The Afterlife of Christopher Hitchens

Clint Margrave in the Los Angeles Review of Books:

On December 15, 2011, Comet Lovejoy plunged through the sun’s corona “coming within only 87,000 miles of the star’s surface.” Everyone had expected it to perish. Scientists who had been following the comet believed it would burn up. Meanwhile, at the same time, in a hospital in Texas, Christopher Hitchens was dying. For months, Hitchens had been public about his stage IV cancer diagnosis, preparing us and himself for this moment, as he liked to remark, “The thing about Stage Four is that there is no such thing as Stage Five.” It didn’t mean we wanted to believe it. But as Hitchens would have been the first to point out, belief and reality don’t always coincide. Still, we hoped for a miracle, of the scientific kind anyway.
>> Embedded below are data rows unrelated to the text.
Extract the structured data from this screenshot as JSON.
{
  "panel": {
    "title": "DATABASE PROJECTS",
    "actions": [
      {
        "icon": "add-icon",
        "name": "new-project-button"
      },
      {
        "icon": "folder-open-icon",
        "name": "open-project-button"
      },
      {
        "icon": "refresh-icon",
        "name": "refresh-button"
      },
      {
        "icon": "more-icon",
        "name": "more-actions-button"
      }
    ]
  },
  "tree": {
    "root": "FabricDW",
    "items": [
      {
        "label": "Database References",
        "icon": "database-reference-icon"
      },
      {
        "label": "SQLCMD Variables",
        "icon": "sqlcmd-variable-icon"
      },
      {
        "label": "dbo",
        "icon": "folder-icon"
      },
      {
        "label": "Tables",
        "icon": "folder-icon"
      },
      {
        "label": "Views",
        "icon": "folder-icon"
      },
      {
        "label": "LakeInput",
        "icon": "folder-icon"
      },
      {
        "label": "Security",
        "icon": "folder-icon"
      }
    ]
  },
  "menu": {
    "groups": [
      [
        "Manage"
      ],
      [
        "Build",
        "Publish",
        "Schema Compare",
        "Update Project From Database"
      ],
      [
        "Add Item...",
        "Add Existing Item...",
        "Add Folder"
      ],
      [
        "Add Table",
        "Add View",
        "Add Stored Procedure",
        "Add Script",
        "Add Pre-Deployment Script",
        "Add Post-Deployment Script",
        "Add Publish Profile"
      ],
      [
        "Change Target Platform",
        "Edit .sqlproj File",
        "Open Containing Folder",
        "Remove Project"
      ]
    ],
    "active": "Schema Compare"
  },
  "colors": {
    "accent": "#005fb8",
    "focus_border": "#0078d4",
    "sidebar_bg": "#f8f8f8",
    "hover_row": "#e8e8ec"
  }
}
After all, Hitch had very publicly talked about the experimental cancer treatments he’d been given, which united many of his fans, most of us atheists, by a sort of reality-based faith, or was it just secular denial?

More here.